The demand has been so great that buildings reserve in advance their top floors for this purpose. The proposal of vertiports is to create a hub of connectivity between the area where they will be installed and the rest of the city. They will serve as logistics points for product distribution and reception of passengers and promise to add to the building a value that goes well beyond the use of the landing platform for the personal benefit of the building’s residents. Busy air traffic in cities seems to be a reality closer than one might think.

The above examples are proof of an increasingly disputed, and in that same measure, more valuable urban space. Giving a new economic use to a portion of a previously unused property, in addition to adding value to the property, intensifies the fulfillment of its social function as an integral part of an ordered city.

This concept is in no way alien to the Brazilian legal system, which, through Law No. 13,465/2017 (previously covered by Presidential Decree No. 759/2016), definitively regulated the property rights of top floors (slab right), a type of surface right intended to legalize irregular settlements due to the numerous cases of informal housing in urban centers in Brazil and the evident need to attribute value to these properties as a measure to integrate them into the formal city.

The slab right imposes a in rem right to the level that puts over or under a base construction by opening a separate enrollment in the real estate registry, which allows the owner of the slab, for example, to offer it as a guarantee for a line of credit. The new property will have an individualized registration with the city government and, with this, it must collect taxes and submit plans for municipal approval, thus becoming a computable area in the records of the municipality and subject to urban administrative rules and planning guidelines. Thus, due to its regularization, the new property-slab becomes more secure and has greater market value, generating a gain for all agents involved: the owner/taxpayer, the municipal power, and society as a whole.

Excepting here the possible legal comments on the system, the slab right serves as a tool for the owner of a property to individualize its slab for use, without the law restricting the form or purpose of that use. The legal provision also establishes that the owner may individualize the slab over its property, even when keeping the title thereto. So it is possible that the owner of the slab and the base-construction be the same person.

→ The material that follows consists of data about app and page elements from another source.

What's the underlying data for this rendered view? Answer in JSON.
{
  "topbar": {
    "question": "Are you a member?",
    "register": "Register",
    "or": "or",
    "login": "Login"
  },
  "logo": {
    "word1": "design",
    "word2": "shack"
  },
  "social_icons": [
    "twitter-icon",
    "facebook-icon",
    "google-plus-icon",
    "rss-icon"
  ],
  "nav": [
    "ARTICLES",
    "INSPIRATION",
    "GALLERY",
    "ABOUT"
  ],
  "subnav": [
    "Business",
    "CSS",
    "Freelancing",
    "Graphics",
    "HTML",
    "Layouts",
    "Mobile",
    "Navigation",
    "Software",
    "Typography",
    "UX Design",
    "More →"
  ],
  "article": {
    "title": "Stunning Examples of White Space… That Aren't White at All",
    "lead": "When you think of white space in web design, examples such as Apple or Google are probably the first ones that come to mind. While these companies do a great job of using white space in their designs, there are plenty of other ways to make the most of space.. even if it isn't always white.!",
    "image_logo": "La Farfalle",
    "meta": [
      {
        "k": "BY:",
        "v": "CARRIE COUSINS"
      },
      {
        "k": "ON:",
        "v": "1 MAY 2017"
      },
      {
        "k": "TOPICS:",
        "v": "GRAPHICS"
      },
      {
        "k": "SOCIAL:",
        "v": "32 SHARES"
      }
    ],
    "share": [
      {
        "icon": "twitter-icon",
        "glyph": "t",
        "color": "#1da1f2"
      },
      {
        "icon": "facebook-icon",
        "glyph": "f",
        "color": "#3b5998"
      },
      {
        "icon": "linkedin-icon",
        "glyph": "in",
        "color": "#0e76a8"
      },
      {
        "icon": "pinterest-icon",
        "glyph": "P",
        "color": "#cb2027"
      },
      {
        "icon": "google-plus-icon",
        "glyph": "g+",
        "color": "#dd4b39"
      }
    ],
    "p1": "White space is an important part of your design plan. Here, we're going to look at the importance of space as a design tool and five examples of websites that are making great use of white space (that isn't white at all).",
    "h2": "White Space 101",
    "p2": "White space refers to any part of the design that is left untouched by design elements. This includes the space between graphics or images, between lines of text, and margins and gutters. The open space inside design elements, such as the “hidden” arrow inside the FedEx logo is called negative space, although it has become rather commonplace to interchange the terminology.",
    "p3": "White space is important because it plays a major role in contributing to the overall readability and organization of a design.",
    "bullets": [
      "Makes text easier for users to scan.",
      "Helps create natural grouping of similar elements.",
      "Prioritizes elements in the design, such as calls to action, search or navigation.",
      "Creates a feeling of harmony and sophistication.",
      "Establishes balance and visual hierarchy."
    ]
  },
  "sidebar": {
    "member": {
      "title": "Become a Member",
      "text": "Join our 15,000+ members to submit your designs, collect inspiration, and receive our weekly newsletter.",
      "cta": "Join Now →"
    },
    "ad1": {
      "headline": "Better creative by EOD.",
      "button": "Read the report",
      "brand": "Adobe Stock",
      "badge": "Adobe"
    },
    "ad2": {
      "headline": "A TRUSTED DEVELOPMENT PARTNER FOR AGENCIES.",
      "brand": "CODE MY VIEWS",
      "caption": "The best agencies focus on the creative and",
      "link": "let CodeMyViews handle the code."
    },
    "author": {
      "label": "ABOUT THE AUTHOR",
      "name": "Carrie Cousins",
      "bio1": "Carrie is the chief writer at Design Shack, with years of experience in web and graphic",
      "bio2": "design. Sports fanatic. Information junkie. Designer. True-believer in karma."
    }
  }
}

Now, would not the system also work as a way of generating value in the above examples of use? Would it be possible to think of the slab right as an accelerator of opportunities in this current scenario of new demands and dynamic solutions?

Undoubtedly, a great obstacle to bringing this into effect arises from the actual operation of the slab right. A priori, the slab must have access independent of the base construction, have its usage plan submitted for municipal approval, and its taxpayer individualized. For its institution, it also depends on the granting of a public deed, collection of transfer tax, and recording in the respective enrollment of the base-construction property. In the case of a recent creation, the real estate registrars still have little familiarity with them, in addition to divergent and non-consolidated understandings regarding the requirements for their registration, which gives rise to a subjective approach on the occasions in which slab rights are effectively created.

A long path still needs to be walked for the slab right to serve as an effective tool. Nevertheless, the creation of a law governing this modality alone evidences a change of mindset regarding the use of urban space and the importance of having this urban space be integrated into the formal city.

This approach is a no-return path. We live in the era of density, verticality, and growing concern with the sustainability of the urban environment. Enabling life in these centers necessarily requires meeting new demands, sometimes through innovative and multidisciplinary measures, which may be promoted to the status of "solutions" only when their implementation is economically viable. It is to be concluded that as important as thinking up solutions for the urban demands of the present time is the development of tools able to put into operation the model of the city that we want to build.